■ Exercise goal
All that is wanted is the line with "Enumerate this screenshot's" and each line after it to the end of the data below, set down exactly and without pictures.

■ Data extracted from a collection
----------

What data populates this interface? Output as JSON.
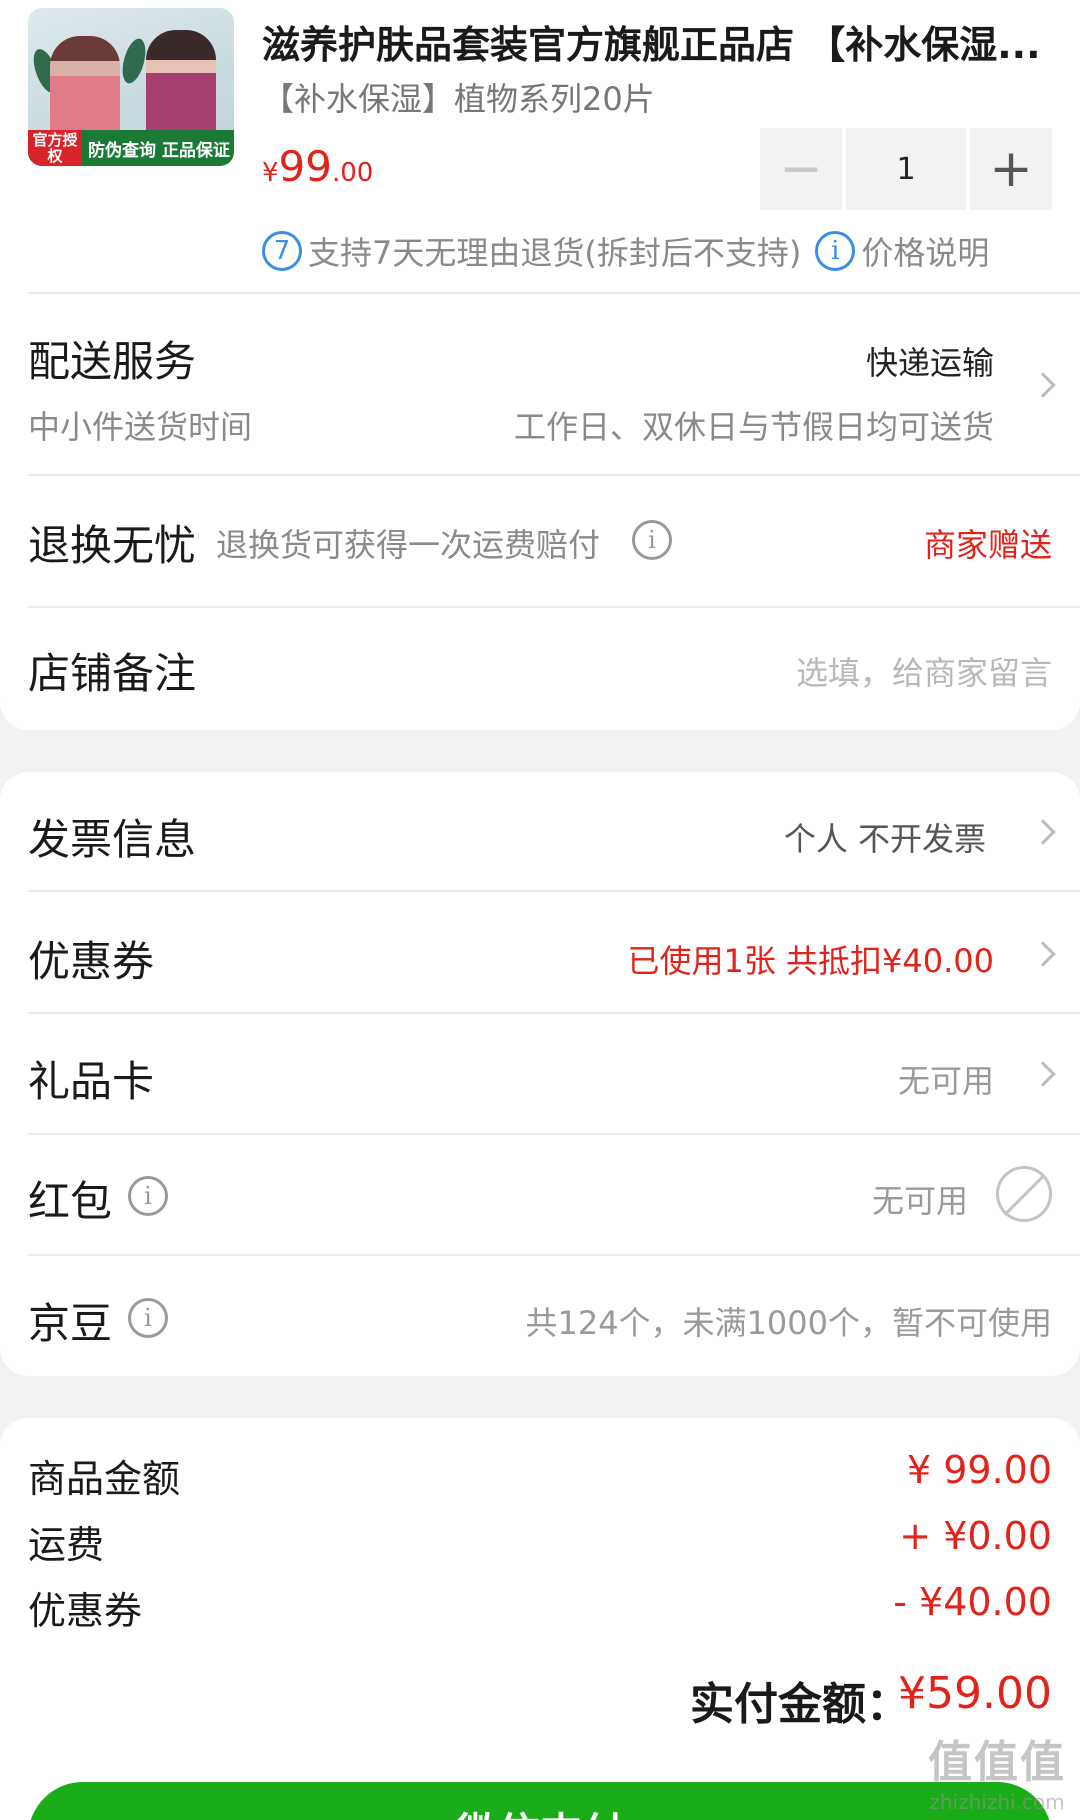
{
  "product": {
    "title": "滋养护肤品套装官方旗舰正品店 【补水保湿...",
    "variant": "【补水保湿】植物系列20片",
    "price_currency": "¥",
    "price_int": "99",
    "price_dec": ".00",
    "quantity": "1",
    "minus_symbol": "−",
    "plus_symbol": "+",
    "image_badge_left": "官方授权",
    "image_badge_right": "防伪查询 正品保证",
    "return_policy": "支持7天无理由退货(拆封后不支持)",
    "return_icon_text": "7",
    "price_note": "价格说明",
    "info_symbol": "i"
  },
  "delivery": {
    "label": "配送服务",
    "method": "快递运输",
    "sub_label": "中小件送货时间",
    "sub_value": "工作日、双休日与节假日均可送货"
  },
  "exchange": {
    "label": "退换无忧",
    "desc": "退换货可获得一次运费赔付",
    "value": "商家赠送"
  },
  "remark": {
    "label": "店铺备注",
    "placeholder": "选填，给商家留言"
  },
  "invoice": {
    "label": "发票信息",
    "value": "个人 不开发票"
  },
  "coupon": {
    "label": "优惠券",
    "value": "已使用1张 共抵扣¥40.00"
  },
  "giftcard": {
    "label": "礼品卡",
    "value": "无可用"
  },
  "redpacket": {
    "label": "红包",
    "value": "无可用"
  },
  "jingdou": {
    "label": "京豆",
    "value": "共124个，未满1000个，暂不可使用"
  },
  "summary": {
    "goods_label": "商品金额",
    "goods_value": "¥ 99.00",
    "shipping_label": "运费",
    "shipping_value": "+ ¥0.00",
    "coupon_label": "优惠券",
    "coupon_value": "- ¥40.00",
    "pay_label": "实付金额：",
    "pay_value": "¥59.00"
  },
  "pay_button": "微信支付",
  "watermark": {
    "logo": "值值值",
    "site": "zhizhizhi.com"
  },
  "colors": {
    "accent_red": "#e2231a",
    "pay_green": "#1aad19",
    "info_blue": "#3a8ee6"
  }
}
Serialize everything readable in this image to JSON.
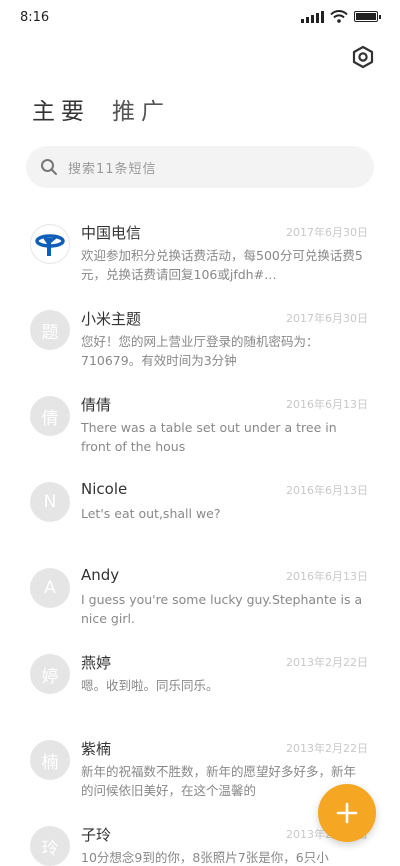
{
  "status_bar": {
    "time": "8:16",
    "battery_level": 1.0
  },
  "header": {
    "tabs": [
      {
        "label": "主要",
        "active": true
      },
      {
        "label": "推广",
        "active": false
      }
    ],
    "settings_icon": "hexagon-settings-icon"
  },
  "search": {
    "placeholder": "搜索11条短信"
  },
  "conversations": [
    {
      "name": "中国电信",
      "date": "2017年6月30日",
      "preview": "欢迎参加积分兑换话费活动，每500分可兑换话费5元，兑换话费请回复106或jfdh#…",
      "avatar_text": "",
      "avatar_icon": "china-telecom-logo"
    },
    {
      "name": "小米主题",
      "date": "2017年6月30日",
      "preview": "您好！您的网上营业厅登录的随机密码为：710679。有效时间为3分钟",
      "avatar_text": "题"
    },
    {
      "name": "倩倩",
      "date": "2016年6月13日",
      "preview": "There was a table set out under a tree in front of the hous",
      "avatar_text": "倩"
    },
    {
      "name": "Nicole",
      "date": "2016年6月13日",
      "preview": "Let's eat out,shall we?",
      "avatar_text": "N"
    },
    {
      "name": "Andy",
      "date": "2016年6月13日",
      "preview": "I guess you're some lucky guy.Stephante is a nice girl.",
      "avatar_text": "A"
    },
    {
      "name": "燕婷",
      "date": "2013年2月22日",
      "preview": "嗯。收到啦。同乐同乐。",
      "avatar_text": "婷"
    },
    {
      "name": "紫楠",
      "date": "2013年2月22日",
      "preview": "新年的祝福数不胜数，新年的愿望好多好多，新年的问候依旧美好，在这个温馨的",
      "avatar_text": "楠"
    },
    {
      "name": "子玲",
      "date": "2013年2月22日",
      "preview": "10分想念9到的你，8张照片7张是你，6只小",
      "avatar_text": "玲"
    }
  ],
  "fab": {
    "icon": "plus-icon"
  },
  "colors": {
    "accent": "#f5a623",
    "avatar_bg": "#e5e5e5",
    "brand_blue": "#0f5fb8"
  }
}
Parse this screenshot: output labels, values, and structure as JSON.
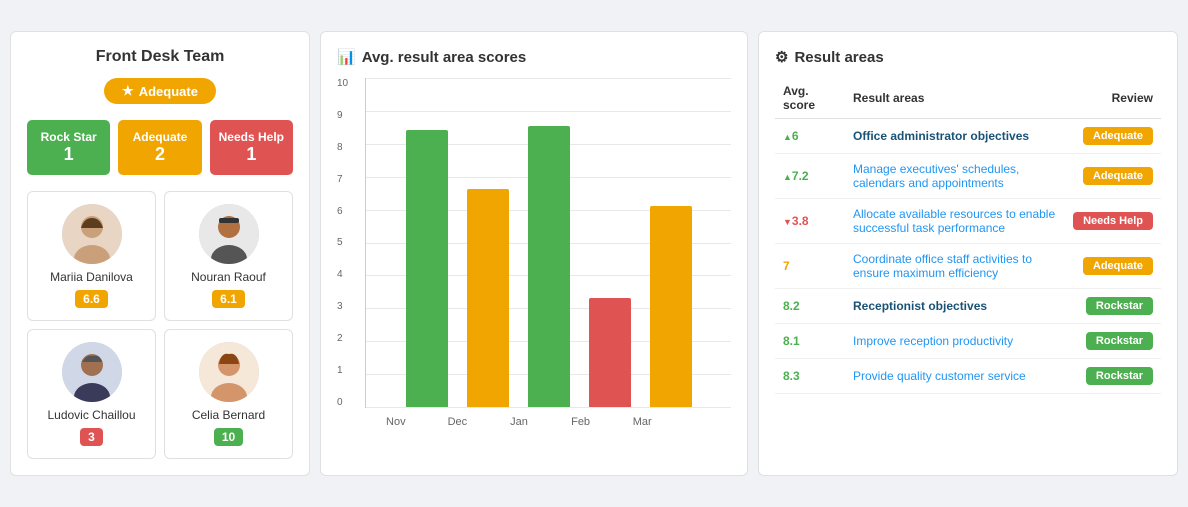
{
  "left": {
    "title": "Front Desk Team",
    "topBadge": "Adequate",
    "stats": [
      {
        "label": "Rock Star",
        "num": "1",
        "color": "green"
      },
      {
        "label": "Adequate",
        "num": "2",
        "color": "orange"
      },
      {
        "label": "Needs Help",
        "num": "1",
        "color": "red"
      }
    ],
    "members": [
      {
        "name": "Mariia Danilova",
        "score": "6.6",
        "scoreColor": "orange",
        "gender": "female"
      },
      {
        "name": "Nouran Raouf",
        "score": "6.1",
        "scoreColor": "orange",
        "gender": "male"
      },
      {
        "name": "Ludovic Chaillou",
        "score": "3",
        "scoreColor": "red",
        "gender": "male2"
      },
      {
        "name": "Celia Bernard",
        "score": "10",
        "scoreColor": "green",
        "gender": "female2"
      }
    ]
  },
  "chart": {
    "title": "Avg. result area scores",
    "yLabels": [
      "0",
      "1",
      "2",
      "3",
      "4",
      "5",
      "6",
      "7",
      "8",
      "9",
      "10"
    ],
    "bars": [
      {
        "month": "Nov",
        "value": 8.4,
        "color": "#4caf50"
      },
      {
        "month": "Dec",
        "value": 6.6,
        "color": "#f0a500"
      },
      {
        "month": "Jan",
        "value": 8.5,
        "color": "#4caf50"
      },
      {
        "month": "Feb",
        "value": 3.3,
        "color": "#e05353"
      },
      {
        "month": "Mar",
        "value": 6.1,
        "color": "#f0a500"
      }
    ],
    "maxValue": 10
  },
  "resultAreas": {
    "title": "Result areas",
    "headers": [
      "Avg. score",
      "Result areas",
      "Review"
    ],
    "rows": [
      {
        "score": "6",
        "scoreClass": "score-up",
        "arrow": "up",
        "area": "Office administrator objectives",
        "areaClass": "area-bold",
        "review": "Adequate",
        "reviewClass": "review-adequate"
      },
      {
        "score": "7.2",
        "scoreClass": "score-up",
        "arrow": "up",
        "area": "Manage executives' schedules, calendars and appointments",
        "areaClass": "area-link",
        "review": "Adequate",
        "reviewClass": "review-adequate"
      },
      {
        "score": "3.8",
        "scoreClass": "score-down",
        "arrow": "down",
        "area": "Allocate available resources to enable successful task performance",
        "areaClass": "area-link",
        "review": "Needs Help",
        "reviewClass": "review-needs-help"
      },
      {
        "score": "7",
        "scoreClass": "score-neutral",
        "arrow": "none",
        "area": "Coordinate office staff activities to ensure maximum efficiency",
        "areaClass": "area-link",
        "review": "Adequate",
        "reviewClass": "review-adequate"
      },
      {
        "score": "8.2",
        "scoreClass": "score-green-bold",
        "arrow": "none",
        "area": "Receptionist objectives",
        "areaClass": "area-bold",
        "review": "Rockstar",
        "reviewClass": "review-rockstar"
      },
      {
        "score": "8.1",
        "scoreClass": "score-green-bold",
        "arrow": "none",
        "area": "Improve reception productivity",
        "areaClass": "area-link",
        "review": "Rockstar",
        "reviewClass": "review-rockstar"
      },
      {
        "score": "8.3",
        "scoreClass": "score-green-bold",
        "arrow": "none",
        "area": "Provide quality customer service",
        "areaClass": "area-link",
        "review": "Rockstar",
        "reviewClass": "review-rockstar"
      }
    ]
  }
}
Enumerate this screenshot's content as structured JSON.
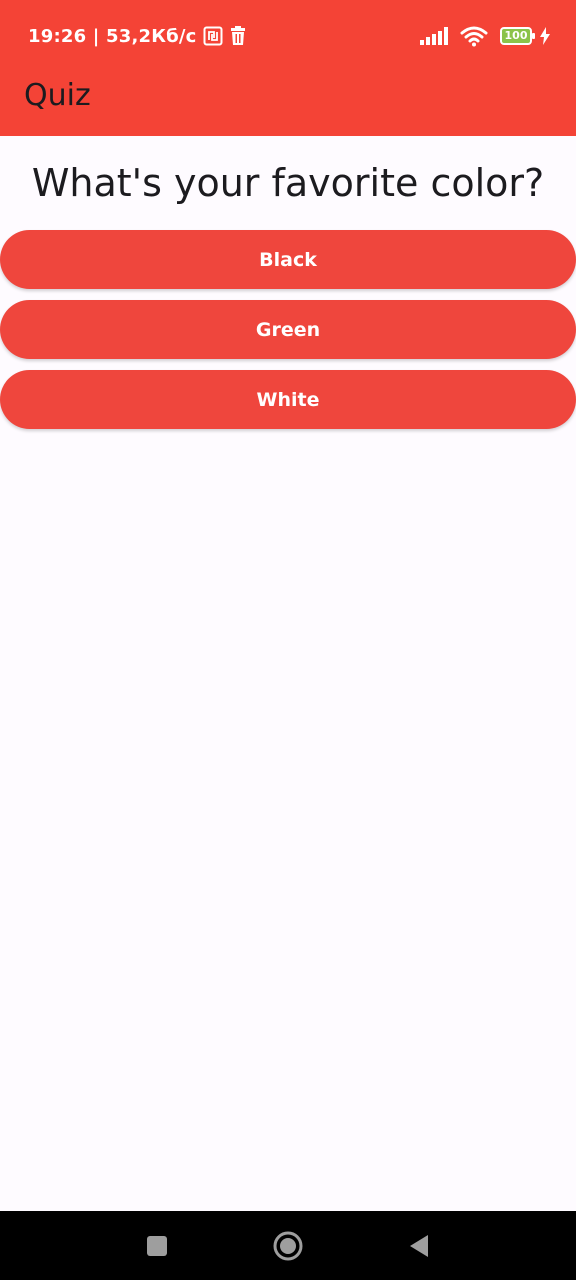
{
  "status_bar": {
    "time_and_speed": "19:26 | 53,2Кб/с",
    "battery_level": "100",
    "icons": [
      "nfc-icon",
      "delete-icon",
      "signal-icon",
      "wifi-icon",
      "battery-icon",
      "charging-icon"
    ]
  },
  "app_bar": {
    "title": "Quiz"
  },
  "quiz": {
    "question": "What's your favorite color?",
    "answers": [
      {
        "label": "Black"
      },
      {
        "label": "Green"
      },
      {
        "label": "White"
      }
    ]
  },
  "nav_bar": {
    "icons": [
      "recents-square-icon",
      "home-circle-icon",
      "back-triangle-icon"
    ]
  },
  "colors": {
    "primary": "#f44336",
    "button": "#ef463d",
    "background": "#fefbff",
    "text": "#1c1b1f",
    "battery": "#8bc34a"
  }
}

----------

■ Output for this exercise
Enumerate this screenshot's content as structured JSON.
{
  "status_bar": {
    "time_and_speed": "19:26 | 53,2Кб/с",
    "battery_level": "100",
    "icons": [
      "nfc-icon",
      "delete-icon",
      "signal-icon",
      "wifi-icon",
      "battery-icon",
      "charging-icon"
    ]
  },
  "app_bar": {
    "title": "Quiz"
  },
  "quiz": {
    "question": "What's your favorite color?",
    "answers": [
      {
        "label": "Black"
      },
      {
        "label": "Green"
      },
      {
        "label": "White"
      }
    ]
  },
  "nav_bar": {
    "icons": [
      "recents-square-icon",
      "home-circle-icon",
      "back-triangle-icon"
    ]
  },
  "colors": {
    "primary": "#f44336",
    "button": "#ef463d",
    "background": "#fefbff",
    "text": "#1c1b1f",
    "battery": "#8bc34a"
  }
}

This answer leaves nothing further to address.